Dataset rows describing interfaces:

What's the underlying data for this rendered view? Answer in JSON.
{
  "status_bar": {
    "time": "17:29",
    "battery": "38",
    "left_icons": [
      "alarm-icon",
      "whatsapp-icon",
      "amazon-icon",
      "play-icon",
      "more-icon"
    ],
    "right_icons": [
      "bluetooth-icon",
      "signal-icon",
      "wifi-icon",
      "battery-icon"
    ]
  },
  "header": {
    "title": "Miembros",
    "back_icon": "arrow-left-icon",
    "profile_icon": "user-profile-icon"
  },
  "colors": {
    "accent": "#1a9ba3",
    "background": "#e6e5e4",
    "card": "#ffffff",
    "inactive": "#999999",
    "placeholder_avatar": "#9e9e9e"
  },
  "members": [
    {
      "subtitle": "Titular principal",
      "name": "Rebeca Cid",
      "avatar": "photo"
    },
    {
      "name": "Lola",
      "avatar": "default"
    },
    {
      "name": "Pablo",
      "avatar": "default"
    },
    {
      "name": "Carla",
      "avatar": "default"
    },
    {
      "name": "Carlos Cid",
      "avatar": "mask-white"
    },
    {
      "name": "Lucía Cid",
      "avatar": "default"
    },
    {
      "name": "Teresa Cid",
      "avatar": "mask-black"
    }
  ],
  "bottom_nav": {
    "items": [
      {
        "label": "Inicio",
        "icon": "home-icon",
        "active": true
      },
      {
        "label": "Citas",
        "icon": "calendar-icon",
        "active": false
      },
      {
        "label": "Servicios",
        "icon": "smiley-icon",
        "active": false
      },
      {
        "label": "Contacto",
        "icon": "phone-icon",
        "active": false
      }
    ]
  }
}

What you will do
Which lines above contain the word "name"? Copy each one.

Final answer
      "name": "Rebeca Cid",
      "name": "Lola",
      "name": "Pablo",
      "name": "Carla",
      "name": "Carlos Cid",
      "name": "Lucía Cid",
      "name": "Teresa Cid",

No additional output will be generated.